Assigned task:
Copy each line of the data below with the word "JSON".

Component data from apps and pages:
------------------------------------------------------------------------

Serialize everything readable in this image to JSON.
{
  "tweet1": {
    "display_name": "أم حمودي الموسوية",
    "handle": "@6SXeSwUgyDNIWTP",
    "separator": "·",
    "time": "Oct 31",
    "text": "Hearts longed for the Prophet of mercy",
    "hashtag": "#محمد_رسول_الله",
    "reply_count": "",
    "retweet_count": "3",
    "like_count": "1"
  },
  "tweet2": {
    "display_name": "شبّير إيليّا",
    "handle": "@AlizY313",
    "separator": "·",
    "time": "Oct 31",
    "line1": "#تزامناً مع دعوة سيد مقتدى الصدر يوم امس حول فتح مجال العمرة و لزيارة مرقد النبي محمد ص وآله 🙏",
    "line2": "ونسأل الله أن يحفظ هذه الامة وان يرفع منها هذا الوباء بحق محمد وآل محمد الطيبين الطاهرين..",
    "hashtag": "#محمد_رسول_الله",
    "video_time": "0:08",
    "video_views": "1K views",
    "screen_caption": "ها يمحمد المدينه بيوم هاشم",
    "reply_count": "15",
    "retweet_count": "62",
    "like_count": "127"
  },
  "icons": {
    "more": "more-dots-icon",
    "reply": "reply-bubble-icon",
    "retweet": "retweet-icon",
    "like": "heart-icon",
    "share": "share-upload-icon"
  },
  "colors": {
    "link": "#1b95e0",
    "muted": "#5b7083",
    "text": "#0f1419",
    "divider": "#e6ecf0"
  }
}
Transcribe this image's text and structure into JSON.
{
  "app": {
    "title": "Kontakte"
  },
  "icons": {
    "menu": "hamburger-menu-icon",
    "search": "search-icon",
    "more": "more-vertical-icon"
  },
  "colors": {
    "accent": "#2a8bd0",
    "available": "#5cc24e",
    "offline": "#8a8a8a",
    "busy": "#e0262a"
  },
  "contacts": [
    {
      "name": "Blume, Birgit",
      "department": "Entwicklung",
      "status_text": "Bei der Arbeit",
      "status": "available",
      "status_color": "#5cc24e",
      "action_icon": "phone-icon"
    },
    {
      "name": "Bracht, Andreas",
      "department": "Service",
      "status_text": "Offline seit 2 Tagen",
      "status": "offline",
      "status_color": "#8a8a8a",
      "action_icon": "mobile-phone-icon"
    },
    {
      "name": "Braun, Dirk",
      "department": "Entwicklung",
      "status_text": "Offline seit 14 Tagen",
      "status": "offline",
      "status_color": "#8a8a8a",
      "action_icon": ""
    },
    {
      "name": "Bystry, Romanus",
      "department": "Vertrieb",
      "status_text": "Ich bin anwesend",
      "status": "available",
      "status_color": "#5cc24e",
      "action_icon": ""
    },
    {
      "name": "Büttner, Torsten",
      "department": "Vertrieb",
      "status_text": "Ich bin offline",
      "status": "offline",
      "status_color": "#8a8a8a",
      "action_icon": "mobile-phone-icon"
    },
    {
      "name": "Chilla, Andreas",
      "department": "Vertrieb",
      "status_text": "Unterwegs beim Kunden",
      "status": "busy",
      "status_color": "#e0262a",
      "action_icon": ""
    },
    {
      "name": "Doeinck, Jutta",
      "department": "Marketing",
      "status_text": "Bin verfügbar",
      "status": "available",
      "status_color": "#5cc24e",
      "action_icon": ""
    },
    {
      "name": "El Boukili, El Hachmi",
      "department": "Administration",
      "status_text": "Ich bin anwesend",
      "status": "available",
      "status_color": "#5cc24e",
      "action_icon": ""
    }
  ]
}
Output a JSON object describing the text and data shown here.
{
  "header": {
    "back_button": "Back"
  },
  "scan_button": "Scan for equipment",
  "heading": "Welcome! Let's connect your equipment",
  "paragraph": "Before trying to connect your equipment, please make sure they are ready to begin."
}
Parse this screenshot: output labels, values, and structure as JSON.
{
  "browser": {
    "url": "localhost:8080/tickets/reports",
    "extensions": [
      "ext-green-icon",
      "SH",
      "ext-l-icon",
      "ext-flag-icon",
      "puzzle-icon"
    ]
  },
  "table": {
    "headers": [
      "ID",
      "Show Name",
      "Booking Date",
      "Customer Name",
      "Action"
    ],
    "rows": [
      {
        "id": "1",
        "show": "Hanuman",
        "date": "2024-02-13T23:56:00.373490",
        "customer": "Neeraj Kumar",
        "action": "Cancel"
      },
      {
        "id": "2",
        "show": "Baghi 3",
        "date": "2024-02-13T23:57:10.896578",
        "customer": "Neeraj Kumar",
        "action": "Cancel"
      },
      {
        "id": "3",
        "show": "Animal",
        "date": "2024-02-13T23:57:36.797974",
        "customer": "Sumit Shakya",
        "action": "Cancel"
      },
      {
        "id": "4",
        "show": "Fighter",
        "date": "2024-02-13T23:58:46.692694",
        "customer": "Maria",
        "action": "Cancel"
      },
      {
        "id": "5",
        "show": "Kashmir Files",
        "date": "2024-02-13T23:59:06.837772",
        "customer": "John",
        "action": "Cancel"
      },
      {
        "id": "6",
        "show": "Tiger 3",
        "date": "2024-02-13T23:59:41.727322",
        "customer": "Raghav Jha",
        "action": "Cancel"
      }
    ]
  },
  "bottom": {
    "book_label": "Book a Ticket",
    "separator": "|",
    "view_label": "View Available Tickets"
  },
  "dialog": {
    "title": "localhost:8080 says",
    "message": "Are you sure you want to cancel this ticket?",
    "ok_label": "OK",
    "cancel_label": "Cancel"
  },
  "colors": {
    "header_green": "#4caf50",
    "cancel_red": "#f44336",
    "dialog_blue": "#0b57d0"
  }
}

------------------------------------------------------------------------

Response to the exercise:
Serialize everything readable in this image to JSON.
Transcribe this image's text and structure into JSON.
Output a JSON object describing the text and data shown here.
Parse this screenshot: output labels, values, and structure as JSON.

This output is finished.